He had to talk his way into the lineup against Colorado College, but there's no question UMD senior captain Adam Krause is ready to play now.
"I'm back, and I feel good," he said. "Don't even have a brace on right now. Just a little tape."
Krause broke his wrist against Denver Oct. 25. He described it as such a freak play. He wasn't slashed or anything like that. He followed through on a pass, and his hand hit the midsection of Denver forward Ty Loney, bent wrong, and he felt the crack. Krause tried to get it taped up and continue playing, but it was quickly determined to be a bad idea. He missed eight games, and UMD went 6-1-1 while he was out, including a two-game home-and-home sweep of rival Minnesota.
"People come up to me and say it must have been hard to watch," Krause noted, "and it was, but Bulldog hockey has been part of my life for my whole life. Whenever the Bulldogs win is a good night.
"It was awesome to see. Some of the guys who got limited minutes stepped up and got to play with some more experienced guys, and it was awesome to see. The guys helped me out along the way when I was practicing with them, kind of kept my chin up."

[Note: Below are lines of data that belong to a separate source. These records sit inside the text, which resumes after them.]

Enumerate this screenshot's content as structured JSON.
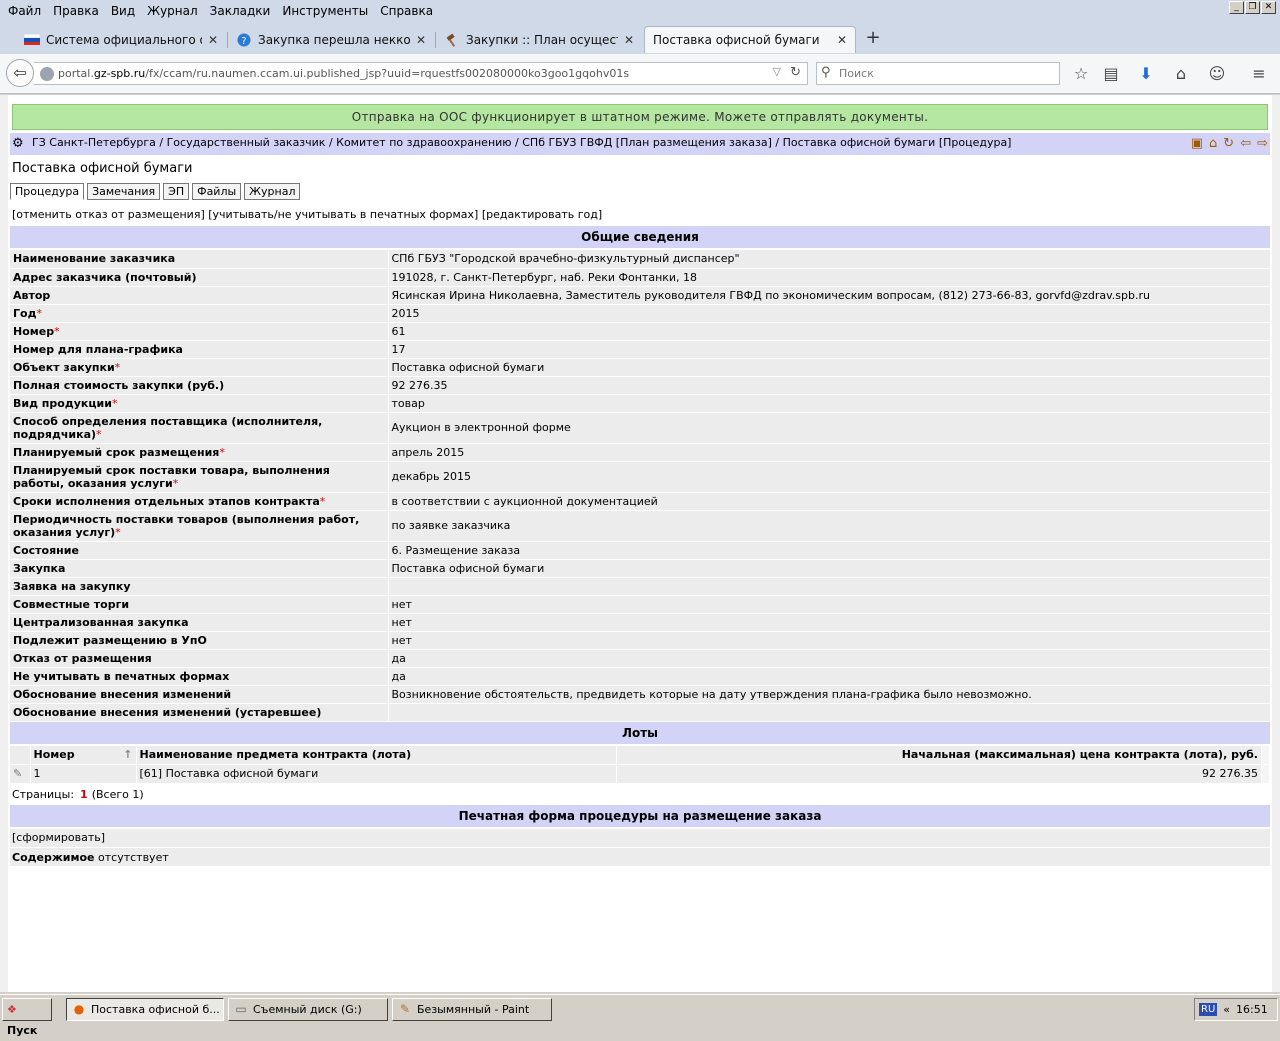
{
  "menu": [
    "Файл",
    "Правка",
    "Вид",
    "Журнал",
    "Закладки",
    "Инструменты",
    "Справка"
  ],
  "tabs": [
    {
      "title": "Система официального опу...",
      "icon": "flag-icon"
    },
    {
      "title": "Закупка перешла неккорек...",
      "icon": "question-icon"
    },
    {
      "title": "Закупки :: План осуществл...",
      "icon": "gavel-icon"
    },
    {
      "title": "Поставка офисной бумаги",
      "icon": ""
    }
  ],
  "url": {
    "prefix": "portal.",
    "host": "gz-spb.ru",
    "path": "/fx/ccam/ru.naumen.ccam.ui.published_jsp?uuid=rquestfs002080000ko3goo1gqohv01s"
  },
  "search": {
    "placeholder": "Поиск"
  },
  "status_banner": "Отправка на ООС функционирует в штатном режиме. Можете отправлять документы.",
  "breadcrumb": "ГЗ Санкт-Петербурга / Государственный заказчик / Комитет по здравоохранению / СПб ГБУЗ ГВФД [План размещения заказа] / Поставка офисной бумаги [Процедура]",
  "page_title": "Поставка офисной бумаги",
  "subtabs": [
    "Процедура",
    "Замечания",
    "ЭП",
    "Файлы",
    "Журнал"
  ],
  "actions": "[отменить отказ от размещения] [учитывать/не учитывать в печатных формах] [редактировать год]",
  "general": {
    "header": "Общие сведения",
    "rows": [
      {
        "label": "Наименование заказчика",
        "value": "СПб ГБУЗ \"Городской врачебно-физкультурный диспансер\""
      },
      {
        "label": "Адрес заказчика (почтовый)",
        "value": "191028, г. Санкт-Петербург, наб. Реки Фонтанки, 18"
      },
      {
        "label": "Автор",
        "value": "Ясинская Ирина Николаевна, Заместитель руководителя ГВФД по экономическим вопросам, (812) 273-66-83, gorvfd@zdrav.spb.ru"
      },
      {
        "label": "Год",
        "value": "2015",
        "req": true
      },
      {
        "label": "Номер",
        "value": "61",
        "req": true
      },
      {
        "label": "Номер для плана-графика",
        "value": "17"
      },
      {
        "label": "Объект закупки",
        "value": "Поставка офисной бумаги",
        "req": true
      },
      {
        "label": "Полная стоимость закупки (руб.)",
        "value": "92 276.35"
      },
      {
        "label": "Вид продукции",
        "value": "товар",
        "req": true
      },
      {
        "label": "Способ определения поставщика (исполнителя, подрядчика)",
        "value": "Аукцион в электронной форме",
        "req": true,
        "tall": true
      },
      {
        "label": "Планируемый срок размещения",
        "value": "апрель 2015",
        "req": true
      },
      {
        "label": "Планируемый срок поставки товара, выполнения работы, оказания услуги",
        "value": "декабрь 2015",
        "req": true,
        "tall": true
      },
      {
        "label": "Сроки исполнения отдельных этапов контракта",
        "value": "в соответствии с аукционной документацией",
        "req": true
      },
      {
        "label": "Периодичность поставки товаров (выполнения работ, оказания услуг)",
        "value": "по заявке заказчика",
        "req": true,
        "tall": true
      },
      {
        "label": "Состояние",
        "value": "6. Размещение заказа"
      },
      {
        "label": "Закупка",
        "value": "Поставка офисной бумаги"
      },
      {
        "label": "Заявка на закупку",
        "value": ""
      },
      {
        "label": "Совместные торги",
        "value": "нет"
      },
      {
        "label": "Централизованная закупка",
        "value": "нет"
      },
      {
        "label": "Подлежит размещению в УпО",
        "value": "нет"
      },
      {
        "label": "Отказ от размещения",
        "value": "да"
      },
      {
        "label": "Не учитывать в печатных формах",
        "value": "да"
      },
      {
        "label": "Обоснование внесения изменений",
        "value": "Возникновение обстоятельств, предвидеть которые на дату утверждения плана-графика было невозможно."
      },
      {
        "label": "Обоснование внесения изменений (устаревшее)",
        "value": ""
      }
    ]
  },
  "lots": {
    "header": "Лоты",
    "columns": [
      "Номер",
      "Наименование предмета контракта (лота)",
      "Начальная (максимальная) цена контракта (лота), руб."
    ],
    "rows": [
      {
        "num": "1",
        "name": "[61] Поставка офисной бумаги",
        "price": "92 276.35"
      }
    ],
    "pager_label": "Страницы:",
    "pager_current": "1",
    "pager_total": "(Всего 1)"
  },
  "print_form": {
    "header": "Печатная форма процедуры на размещение заказа",
    "action": "[сформировать]",
    "content_label": "Содержимое",
    "content_value": "отсутствует"
  },
  "taskbar": {
    "start": "Пуск",
    "tasks": [
      {
        "title": "Поставка офисной б...",
        "icon": "firefox-icon"
      },
      {
        "title": "Съемный диск (G:)",
        "icon": "drive-icon"
      },
      {
        "title": "Безымянный - Paint",
        "icon": "paint-icon"
      }
    ],
    "lang": "RU",
    "clock": "16:51"
  }
}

Krause returned Dec. 5 against Colorado College. He said he had to talk his way into the lineup because coach Scott Sandelin didn't feel he was ready. But that night, Sandelin noted that Krause "was one of our only guys who was playing" during the first period, as CC took a 1-0 lead and largely shut down the potent UMD attack. So Krause went from limited fourth line minutes to being reunited with the top line of Dominic Toninato and Alex Iafallo.
The three combined for the tying goal Friday, then Krause had a goal and assist Saturday in a 7-2 win. The three iced a Dec. 12 win at Michigan Tech when Krause deftly sprung Toninato for a breakaway goal to restore UMD's two-goal edge after Tech had cut it in half.
Keep in mind that Krause did all that with a brace. He wasn't 100 percent. He is now.
Krause and his teammates are looking forward to this weekend's exhibition series against Lakehead University in Thunder Bay, Ont. It's a good chance to shake off the rust before a key NCHC series at North Dakota next weekend. The team returned from break Sunday and practiced for the first time Monday. Energy has been good, and spirits are high.
"We didn't really want to play at North Dakota right away, and Lakehead was good enough to have us come up there," Krause said. "It'll be a rough series, but it's a good chance to bond closer as a team and get away for a bit."
This starts a run of 20 games in ten weekends to finish the regular season. UMD will not take a weekend off until its season is over, unless it makes the Frozen Four.
(UMD will play without forward Kyle Osterberg this weekend, but he's expected back for the UND games. Coincidentally, Osterberg had quite the injury scare in the October exhibition against Lakehead in Duluth, where he took a knee on knee hit and was lucky to not miss any playing time as a result.)
There's just no questioning Krause's value to the team, even if he isn't necessarily comfortable when confronted with it.
Ask his teammates. They don't just say he's a good captain.
Kyle Osterberg and Karson Kuhlman are among those who have -- independently -- told me Krause is the best captain they've ever played with. Keep in mind, those are guys who have played on national teams. It's high praise.
Krause didn't take his absence lightly. Showing the kind of character he possesses, he didn't spend much time slouching. Sure, in the week after he was hurt, it was clear he wasn't pleased with the situation. But it didn't take long for his trademark positive attitude to return. I knew Adam wouldn't spend much time feeling sorry for himself, but he came back with a great perspective on what he has the chance to do at UMD.
"First thing my mom and dad said was it could have been a lot worse," he said this week. "I have my roommate, who was paralyzed in hockey. Looking at him, hockey is a dangerous sport, breaking a wrist is nothing compared to what could happen. I grew from it. I got excited about the game again. I got determined. I'm not ready to give the game up yet, and I kinda saw how big a part of my life it is."
You could follow this program for 50 years and not find a better representative of it -- on the ice and off -- than Adam Krause. That his teammates speak so highly of him, and that the praise is practically unanimous, should tell you all you need to know. Krause won't be in line for the Hobey Baker Award because he isn't a 25-goal superstar, but his name should be mentioned for significant honors because of his academics, character, and leadership. And thanks to Krause and his talented teammates, the Bulldogs have a chance to be playing deep into March and -- dare we say it -- maybe April, too.